Despite a handful of imperfect moments – which included ringing acoustic feedback during “Follow the Water,” broken strings and clashing between sitters and standers – a truly captivating and collaborative set by a masterful six-piece band took place on stage, whether everyone who attended the sold-out concert witnessed it or not.
As Barnhart put it: “This is a concert, this is real, this is live in front of you.”
The night began with a fetching opening set by Virginia native and singer-songwriter Natalie Prass, who unfurled new songs for the first time.
As for the headlining set, much of Wednesday night’s material was culled from collaborations between Iron & Wine (Sam Beam) and Calexico (Joey Burns, John Convertino and a rotating cast) dating back to 2005 with the EP, “In the Reins,” and most recently, 2019’s “Years to Burn.”
‘CREATIVELY PURE’ SET WITH PLENTY OF HIGHLIGHTS
Beam’s most popular material was back-pocketed for a fresh and creatively pure effort focused on the collaboration between the two artists, and not Beam’s well-known songs. This was evident even from a staging perspective as well, with Beam positioned off to the side on stage right, visually dismantling the notion that there was any one frontman for this show.

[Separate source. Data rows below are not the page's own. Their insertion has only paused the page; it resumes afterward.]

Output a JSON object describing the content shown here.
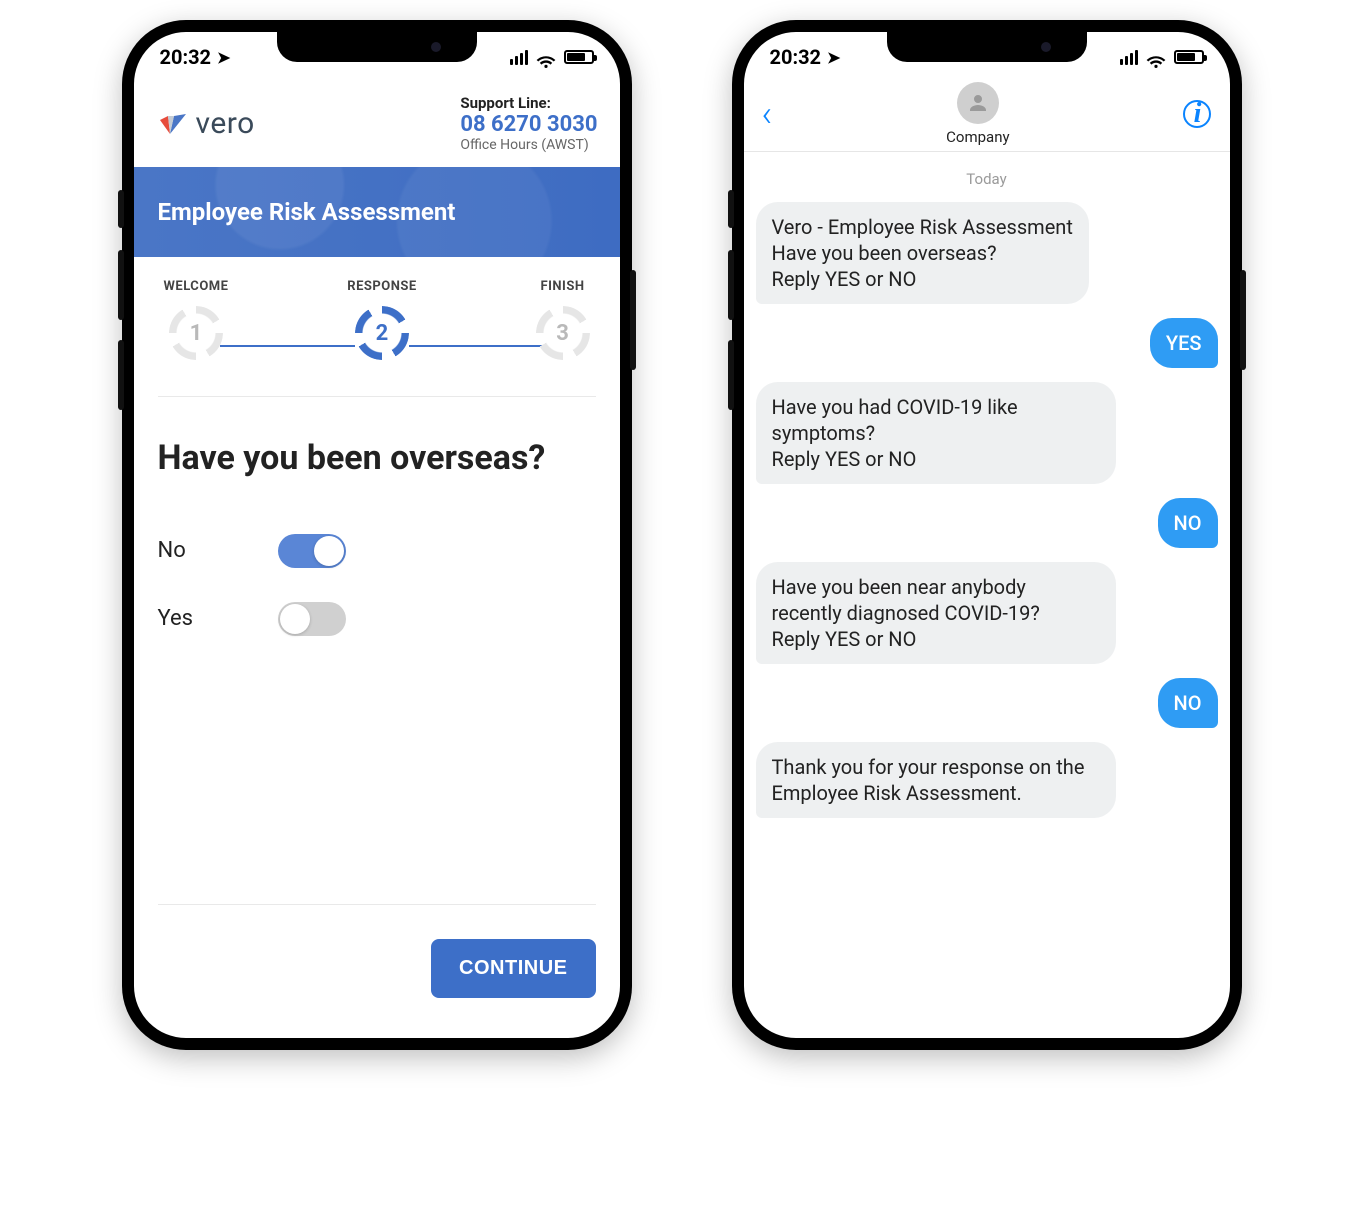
{
  "status": {
    "time": "20:32"
  },
  "app": {
    "brand_name": "vero",
    "support_heading": "Support Line:",
    "support_phone": "08 6270 3030",
    "support_hours": "Office Hours (AWST)",
    "hero_title": "Employee Risk Assessment",
    "steps": [
      {
        "label": "WELCOME",
        "number": "1",
        "active": false
      },
      {
        "label": "RESPONSE",
        "number": "2",
        "active": true
      },
      {
        "label": "FINISH",
        "number": "3",
        "active": false
      }
    ],
    "question": "Have you been overseas?",
    "options": [
      {
        "label": "No",
        "on": true
      },
      {
        "label": "Yes",
        "on": false
      }
    ],
    "continue_label": "CONTINUE"
  },
  "messages": {
    "contact_name": "Company",
    "date_label": "Today",
    "thread": [
      {
        "dir": "in",
        "text": "Vero - Employee Risk Assessment\nHave you been overseas?\nReply YES or NO"
      },
      {
        "dir": "out",
        "text": "YES"
      },
      {
        "dir": "in",
        "text": "Have you had COVID-19 like symptoms?\nReply YES or NO"
      },
      {
        "dir": "out",
        "text": "NO"
      },
      {
        "dir": "in",
        "text": "Have you been near anybody recently diagnosed COVID-19?\nReply YES or NO"
      },
      {
        "dir": "out",
        "text": "NO"
      },
      {
        "dir": "in",
        "text": "Thank you for your response on the Employee Risk Assessment."
      }
    ]
  }
}
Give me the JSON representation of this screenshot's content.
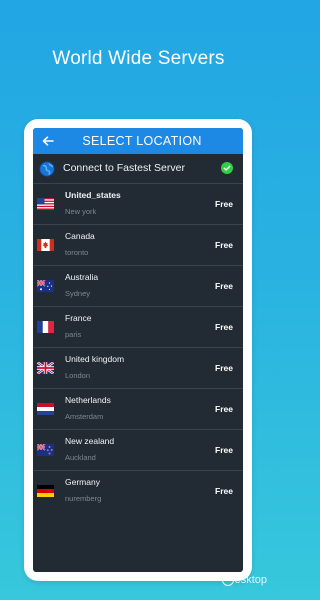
{
  "headline": "World Wide Servers",
  "appbar": {
    "title": "SELECT LOCATION",
    "back_icon": "arrow-left-icon"
  },
  "fastest": {
    "label": "Connect to Fastest Server",
    "icon": "globe-icon",
    "status_icon": "check-icon"
  },
  "servers": [
    {
      "country": "United_states",
      "city": "New york",
      "price": "Free",
      "flag": "us-flag-icon"
    },
    {
      "country": "Canada",
      "city": "toronto",
      "price": "Free",
      "flag": "canada-flag-icon"
    },
    {
      "country": "Australia",
      "city": "Sydney",
      "price": "Free",
      "flag": "australia-flag-icon"
    },
    {
      "country": "France",
      "city": "paris",
      "price": "Free",
      "flag": "france-flag-icon"
    },
    {
      "country": "United kingdom",
      "city": "London",
      "price": "Free",
      "flag": "uk-flag-icon"
    },
    {
      "country": "Netherlands",
      "city": "Amsterdam",
      "price": "Free",
      "flag": "netherlands-flag-icon"
    },
    {
      "country": "New zealand",
      "city": "Auckland",
      "price": "Free",
      "flag": "new-zealand-flag-icon"
    },
    {
      "country": "Germany",
      "city": "nuremberg",
      "price": "Free",
      "flag": "germany-flag-icon"
    }
  ],
  "colors": {
    "appbar": "#1e88e5",
    "screen_bg": "#222b33",
    "check": "#2fcf45"
  },
  "watermark": "esktop"
}
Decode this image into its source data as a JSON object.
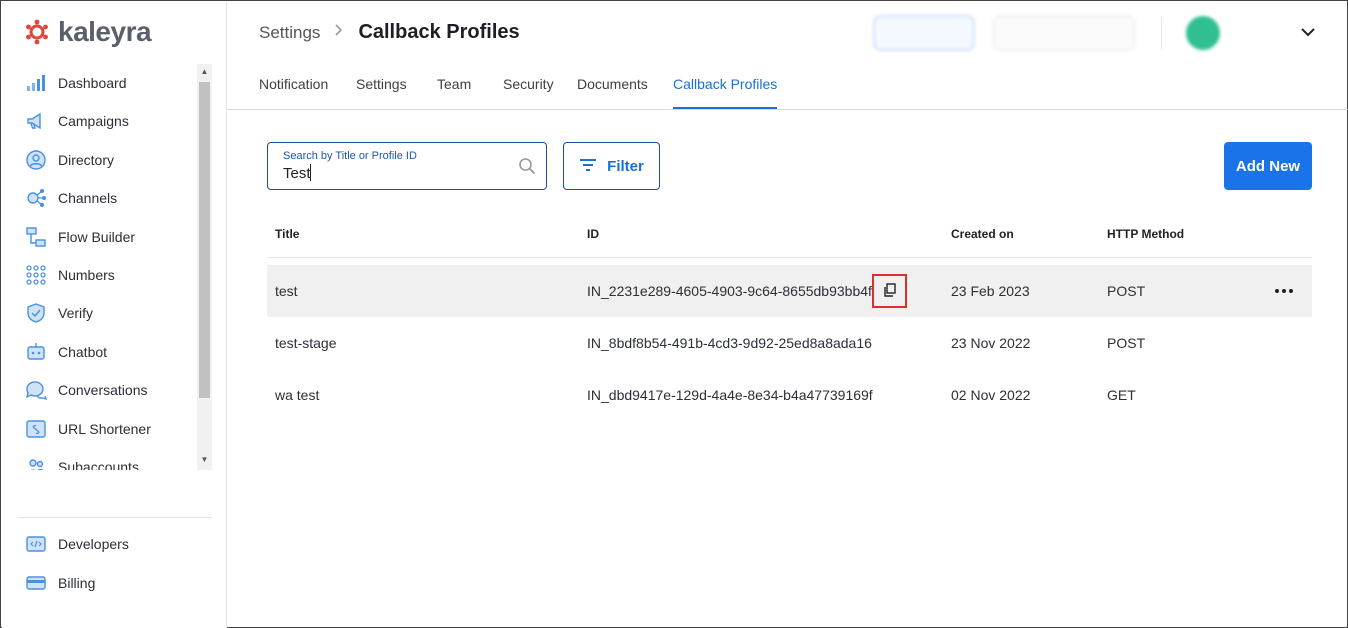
{
  "brand": {
    "name": "kaleyra"
  },
  "sidebar": {
    "items": [
      {
        "label": "Dashboard",
        "icon": "dashboard-icon"
      },
      {
        "label": "Campaigns",
        "icon": "megaphone-icon"
      },
      {
        "label": "Directory",
        "icon": "contact-icon"
      },
      {
        "label": "Channels",
        "icon": "channels-icon"
      },
      {
        "label": "Flow Builder",
        "icon": "flow-icon"
      },
      {
        "label": "Numbers",
        "icon": "numbers-grid-icon"
      },
      {
        "label": "Verify",
        "icon": "shield-check-icon"
      },
      {
        "label": "Chatbot",
        "icon": "chatbot-icon"
      },
      {
        "label": "Conversations",
        "icon": "chat-bubbles-icon"
      },
      {
        "label": "URL Shortener",
        "icon": "link-icon"
      },
      {
        "label": "Subaccounts",
        "icon": "users-icon"
      }
    ],
    "bottom_items": [
      {
        "label": "Developers",
        "icon": "code-icon"
      },
      {
        "label": "Billing",
        "icon": "card-icon"
      }
    ]
  },
  "header": {
    "breadcrumb_parent": "Settings",
    "breadcrumb_separator": ">",
    "title": "Callback Profiles"
  },
  "tabs": [
    {
      "label": "Notification"
    },
    {
      "label": "Settings"
    },
    {
      "label": "Team"
    },
    {
      "label": "Security"
    },
    {
      "label": "Documents"
    },
    {
      "label": "Callback Profiles",
      "active": true
    }
  ],
  "search": {
    "placeholder": "Search by Title or Profile ID",
    "value": "Test"
  },
  "filter_label": "Filter",
  "add_new_label": "Add New",
  "table": {
    "columns": [
      "Title",
      "ID",
      "Created on",
      "HTTP Method"
    ],
    "rows": [
      {
        "title": "test",
        "id": "IN_2231e289-4605-4903-9c64-8655db93bb4f",
        "created": "23 Feb 2023",
        "method": "POST",
        "highlighted": true
      },
      {
        "title": "test-stage",
        "id": "IN_8bdf8b54-491b-4cd3-9d92-25ed8a8ada16",
        "created": "23 Nov 2022",
        "method": "POST"
      },
      {
        "title": "wa test",
        "id": "IN_dbd9417e-129d-4a4e-8e34-b4a47739169f",
        "created": "02 Nov 2022",
        "method": "GET"
      }
    ]
  },
  "colors": {
    "accent": "#1a73e8",
    "icon_blue": "#4a90e2",
    "highlight_box": "#d6322b",
    "row_highlight": "#f0f0f0"
  }
}
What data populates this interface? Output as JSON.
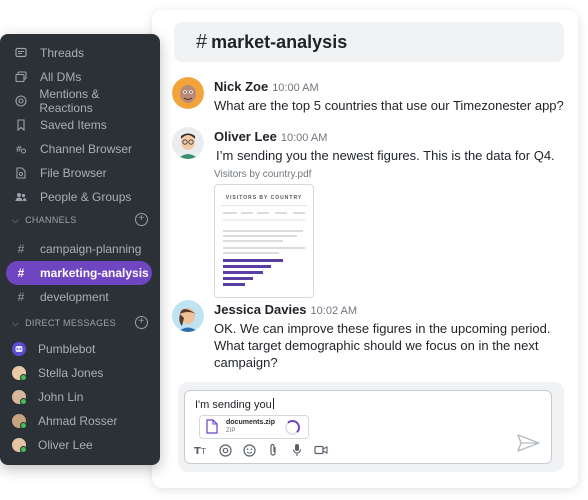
{
  "sidebar": {
    "items": [
      {
        "label": "Threads",
        "icon": "threads-icon"
      },
      {
        "label": "All DMs",
        "icon": "all-dms-icon"
      },
      {
        "label": "Mentions & Reactions",
        "icon": "at-icon"
      },
      {
        "label": "Saved Items",
        "icon": "bookmark-icon"
      },
      {
        "label": "Channel Browser",
        "icon": "channel-browser-icon"
      },
      {
        "label": "File Browser",
        "icon": "file-browser-icon"
      },
      {
        "label": "People & Groups",
        "icon": "people-icon"
      }
    ],
    "channels_header": "CHANNELS",
    "channels": [
      {
        "label": "campaign-planning",
        "active": false
      },
      {
        "label": "marketing-analysis",
        "active": true
      },
      {
        "label": "development",
        "active": false
      }
    ],
    "dm_header": "DIRECT MESSAGES",
    "dms": [
      {
        "label": "Pumblebot",
        "online": false
      },
      {
        "label": "Stella Jones",
        "online": true
      },
      {
        "label": "John Lin",
        "online": true
      },
      {
        "label": "Ahmad Rosser",
        "online": true
      },
      {
        "label": "Oliver Lee",
        "online": true
      }
    ]
  },
  "channel": {
    "hash": "#",
    "name": "market-analysis"
  },
  "messages": [
    {
      "name": "Nick Zoe",
      "time": "10:00 AM",
      "text": "What are the top 5 countries that use our Timezonester app?"
    },
    {
      "name": "Oliver Lee",
      "time": "10:00 AM",
      "text": "I’m sending you the newest figures. This is the data for Q4."
    },
    {
      "name": "Jessica Davies",
      "time": "10:02 AM",
      "text": "OK. We can improve these figures in the upcoming period. What target demographic should we focus on in the next campaign?"
    }
  ],
  "attachment": {
    "label": "Visitors by country.pdf",
    "preview_title": "VISITORS BY COUNTRY"
  },
  "composer": {
    "value": "I'm sending you",
    "file_name": "documents.zip",
    "file_type": "ZIP",
    "tools": [
      "text-format-icon",
      "mention-icon",
      "emoji-icon",
      "paperclip-icon",
      "microphone-icon",
      "video-icon"
    ]
  },
  "colors": {
    "sidebar_bg": "#2b3136",
    "accent": "#7045c2",
    "online": "#3fbf5c"
  }
}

Calexico’s Joey Burns (and Jacob Valenzuela for that matter) proved equally as impressive as Beam when leading songs, and the two voices together verged on the brink of heavenly.
Early highlights included “Father Mountain,” during which Beam broke a string, but recovered gracefully in the name of rock ‘n’ roll and a speedy guitar tech. A few songs later, an instrumental passage featured the upright bass for a creative, innovative solo. The instrument features didn’t stop there.
The highlight of the evening arrived with a booming accordion that transported the audience to Central America for a Cumbia-style number, prompting a wild full-band performance. The band replicated the style wonderfully, and trumpeter Jacob Valenzuela shined while leading the Spanish-language tune. Dance fever ignited the audience.
The mood settled from there and the band left the stage while Beam and Burns performed “Naked as We Came” as an acoustic duo with delicate guitar interplay. Some fans may have wished it was even more stripped-back and voiced a wistful desire for the show to have been a solo endeavor by Beam without any kind of accompaniment.
Still, the pair continued acoustically, evolving into a refined two-man show, well-versed in song, story and hilarity. Beam at one point, jokingly (but also legitimately) summoned one of his production staff at side stage to bring out a bottle of wine for a refill, which was then theatrically poured, sniffed and sipped. Other duo-performed tunes included “Bisbee Blue” and “Fortune Teller.”
The band returned with a headfirst dive into a groove-adelic voyage on “The Bitter Suite,” a journey through various styles, musical sections and tones that drift in and out of focus with smoldering builds of intertwined drums, guitar, bass, trumpet and keyboards.
Following the main set, the remaining joyous crowd — committed to seeing the show through to the end — was treated to an encore rendition of the beautifully somber, full-band lullaby, “Years to Burn.”
When the clock struck 9:45 p.m., another summer concert series at Meijer Gardens had hit the books, though some had left painfully early during an engaging set of music on one of the most idyllic nights of the season.
As audience members and willing participants in the sacred exchange between listener and performer, we can do better. And we should: for the artist, for ourselves and for the preservation of this indispensable age-old tradition.
PHOTO GALLERY: Calexico, Iron & Wine, Natalie Prass at Meijer Gardens